#### TASK REQUIREMENTS
Those lines of the following listing which contain the string "JSON" should be returned.

Segment Start: RECORD SET

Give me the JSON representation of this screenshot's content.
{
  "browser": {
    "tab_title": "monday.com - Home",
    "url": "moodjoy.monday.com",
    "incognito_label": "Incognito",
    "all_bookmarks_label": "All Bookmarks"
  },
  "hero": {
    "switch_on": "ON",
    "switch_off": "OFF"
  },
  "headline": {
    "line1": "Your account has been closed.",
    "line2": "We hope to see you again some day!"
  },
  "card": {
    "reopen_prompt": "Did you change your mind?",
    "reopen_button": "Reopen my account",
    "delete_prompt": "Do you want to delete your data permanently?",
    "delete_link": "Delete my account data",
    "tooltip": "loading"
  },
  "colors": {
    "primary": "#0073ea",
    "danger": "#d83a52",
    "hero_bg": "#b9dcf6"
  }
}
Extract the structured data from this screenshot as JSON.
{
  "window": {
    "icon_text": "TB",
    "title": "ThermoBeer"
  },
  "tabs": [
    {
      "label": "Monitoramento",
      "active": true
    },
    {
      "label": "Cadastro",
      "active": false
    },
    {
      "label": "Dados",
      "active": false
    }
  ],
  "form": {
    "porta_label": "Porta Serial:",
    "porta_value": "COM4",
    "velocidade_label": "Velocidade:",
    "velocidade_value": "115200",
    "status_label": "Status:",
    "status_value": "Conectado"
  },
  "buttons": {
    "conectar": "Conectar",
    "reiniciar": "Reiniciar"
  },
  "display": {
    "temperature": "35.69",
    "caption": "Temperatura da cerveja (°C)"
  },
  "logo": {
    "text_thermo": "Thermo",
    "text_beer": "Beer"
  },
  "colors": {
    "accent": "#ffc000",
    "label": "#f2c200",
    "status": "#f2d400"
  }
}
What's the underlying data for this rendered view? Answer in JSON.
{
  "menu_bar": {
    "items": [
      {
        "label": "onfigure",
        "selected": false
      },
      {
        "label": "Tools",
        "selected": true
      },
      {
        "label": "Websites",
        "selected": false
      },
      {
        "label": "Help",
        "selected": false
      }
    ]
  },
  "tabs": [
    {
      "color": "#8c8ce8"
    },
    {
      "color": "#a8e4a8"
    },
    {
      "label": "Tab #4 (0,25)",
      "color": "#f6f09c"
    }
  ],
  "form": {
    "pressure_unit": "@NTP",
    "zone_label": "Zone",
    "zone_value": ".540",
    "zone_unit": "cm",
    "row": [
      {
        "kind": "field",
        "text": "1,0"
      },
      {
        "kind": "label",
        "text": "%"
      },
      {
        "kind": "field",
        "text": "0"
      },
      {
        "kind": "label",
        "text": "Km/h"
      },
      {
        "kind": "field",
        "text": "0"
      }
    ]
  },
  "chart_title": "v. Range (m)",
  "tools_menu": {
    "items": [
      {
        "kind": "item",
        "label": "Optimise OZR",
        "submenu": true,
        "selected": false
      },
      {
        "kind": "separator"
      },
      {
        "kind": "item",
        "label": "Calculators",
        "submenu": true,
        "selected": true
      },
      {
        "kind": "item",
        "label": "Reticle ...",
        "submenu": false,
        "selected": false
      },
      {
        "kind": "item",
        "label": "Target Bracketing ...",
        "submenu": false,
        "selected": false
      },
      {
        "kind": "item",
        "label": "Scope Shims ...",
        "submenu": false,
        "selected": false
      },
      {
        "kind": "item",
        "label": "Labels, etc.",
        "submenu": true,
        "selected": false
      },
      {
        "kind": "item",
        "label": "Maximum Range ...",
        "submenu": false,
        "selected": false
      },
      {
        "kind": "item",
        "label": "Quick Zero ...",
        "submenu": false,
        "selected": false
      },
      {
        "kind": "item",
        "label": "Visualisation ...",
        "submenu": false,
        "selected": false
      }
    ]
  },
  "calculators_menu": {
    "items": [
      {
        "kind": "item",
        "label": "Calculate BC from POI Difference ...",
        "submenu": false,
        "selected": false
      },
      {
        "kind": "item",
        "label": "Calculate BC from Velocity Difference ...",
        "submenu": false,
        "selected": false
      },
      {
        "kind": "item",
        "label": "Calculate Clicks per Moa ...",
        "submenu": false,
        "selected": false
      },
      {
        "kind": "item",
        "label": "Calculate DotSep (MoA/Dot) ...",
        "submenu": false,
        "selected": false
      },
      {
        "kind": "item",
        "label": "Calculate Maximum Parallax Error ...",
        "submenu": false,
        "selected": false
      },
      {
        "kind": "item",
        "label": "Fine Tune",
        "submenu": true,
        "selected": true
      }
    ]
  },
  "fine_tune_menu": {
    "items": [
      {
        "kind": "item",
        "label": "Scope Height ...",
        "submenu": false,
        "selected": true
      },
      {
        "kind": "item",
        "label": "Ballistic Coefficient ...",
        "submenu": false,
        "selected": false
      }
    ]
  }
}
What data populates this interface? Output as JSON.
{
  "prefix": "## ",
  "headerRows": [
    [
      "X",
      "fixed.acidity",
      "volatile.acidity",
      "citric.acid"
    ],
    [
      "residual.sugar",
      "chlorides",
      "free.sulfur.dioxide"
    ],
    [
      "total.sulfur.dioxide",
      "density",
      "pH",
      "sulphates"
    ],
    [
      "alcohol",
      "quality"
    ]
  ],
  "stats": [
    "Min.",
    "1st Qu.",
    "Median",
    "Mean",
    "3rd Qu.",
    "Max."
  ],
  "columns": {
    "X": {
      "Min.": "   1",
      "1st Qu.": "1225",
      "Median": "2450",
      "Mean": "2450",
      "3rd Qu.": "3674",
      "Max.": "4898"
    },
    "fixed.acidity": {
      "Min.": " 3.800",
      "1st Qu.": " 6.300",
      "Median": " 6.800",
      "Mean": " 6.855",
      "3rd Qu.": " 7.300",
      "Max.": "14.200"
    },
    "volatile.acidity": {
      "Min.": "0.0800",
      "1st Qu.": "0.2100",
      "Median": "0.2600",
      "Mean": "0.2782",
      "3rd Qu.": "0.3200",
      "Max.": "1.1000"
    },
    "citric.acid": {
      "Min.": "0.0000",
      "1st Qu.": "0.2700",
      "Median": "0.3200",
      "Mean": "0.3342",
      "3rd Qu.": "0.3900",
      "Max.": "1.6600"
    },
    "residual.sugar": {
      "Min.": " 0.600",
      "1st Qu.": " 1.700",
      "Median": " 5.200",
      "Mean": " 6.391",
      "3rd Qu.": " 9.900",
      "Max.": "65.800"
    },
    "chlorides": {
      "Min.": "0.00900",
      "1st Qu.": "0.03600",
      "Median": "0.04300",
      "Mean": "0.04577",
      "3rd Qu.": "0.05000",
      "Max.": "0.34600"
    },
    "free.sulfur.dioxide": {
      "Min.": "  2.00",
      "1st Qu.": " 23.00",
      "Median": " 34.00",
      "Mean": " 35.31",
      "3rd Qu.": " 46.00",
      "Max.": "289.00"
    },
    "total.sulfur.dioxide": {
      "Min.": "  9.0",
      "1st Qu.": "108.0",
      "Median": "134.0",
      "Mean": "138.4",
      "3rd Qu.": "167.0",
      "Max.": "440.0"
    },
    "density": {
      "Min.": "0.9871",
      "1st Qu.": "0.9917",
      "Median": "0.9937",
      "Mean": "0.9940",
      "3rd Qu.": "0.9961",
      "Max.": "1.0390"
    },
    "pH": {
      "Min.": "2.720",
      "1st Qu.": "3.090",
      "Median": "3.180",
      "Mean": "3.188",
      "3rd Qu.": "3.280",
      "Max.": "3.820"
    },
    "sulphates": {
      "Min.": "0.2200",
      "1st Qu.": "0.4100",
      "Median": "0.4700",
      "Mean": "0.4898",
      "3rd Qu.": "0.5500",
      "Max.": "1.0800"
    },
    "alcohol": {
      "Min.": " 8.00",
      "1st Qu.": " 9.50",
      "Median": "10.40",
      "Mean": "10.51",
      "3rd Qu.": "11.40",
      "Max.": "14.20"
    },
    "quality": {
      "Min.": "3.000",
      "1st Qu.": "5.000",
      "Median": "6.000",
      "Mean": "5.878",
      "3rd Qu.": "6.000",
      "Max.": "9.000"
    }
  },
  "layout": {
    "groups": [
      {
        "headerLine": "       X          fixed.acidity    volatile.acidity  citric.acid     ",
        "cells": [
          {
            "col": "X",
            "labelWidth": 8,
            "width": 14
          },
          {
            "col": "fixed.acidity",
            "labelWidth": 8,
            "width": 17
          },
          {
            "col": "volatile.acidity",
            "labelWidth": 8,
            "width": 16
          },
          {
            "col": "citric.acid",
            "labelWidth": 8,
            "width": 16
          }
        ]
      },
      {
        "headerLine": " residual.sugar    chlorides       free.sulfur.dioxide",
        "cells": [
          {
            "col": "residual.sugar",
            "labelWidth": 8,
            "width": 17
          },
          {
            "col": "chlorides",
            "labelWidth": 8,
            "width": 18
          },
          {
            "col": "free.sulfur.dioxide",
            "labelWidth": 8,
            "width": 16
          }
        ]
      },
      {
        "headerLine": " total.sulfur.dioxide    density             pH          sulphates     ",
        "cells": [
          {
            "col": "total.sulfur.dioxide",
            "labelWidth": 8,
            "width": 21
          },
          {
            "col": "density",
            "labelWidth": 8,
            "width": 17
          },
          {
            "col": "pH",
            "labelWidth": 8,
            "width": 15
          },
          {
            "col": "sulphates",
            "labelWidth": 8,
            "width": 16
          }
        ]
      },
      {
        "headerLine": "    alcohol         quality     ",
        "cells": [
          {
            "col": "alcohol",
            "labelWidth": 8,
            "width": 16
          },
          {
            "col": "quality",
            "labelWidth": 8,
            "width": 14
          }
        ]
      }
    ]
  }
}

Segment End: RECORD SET

#### RESPONSE AREA
Give me the JSON representation of this screenshot's content.
Extract the structured data from this screenshot as JSON.
What's the underlying data for this rendered view? Answer in JSON.
What data populates this interface? Output as JSON.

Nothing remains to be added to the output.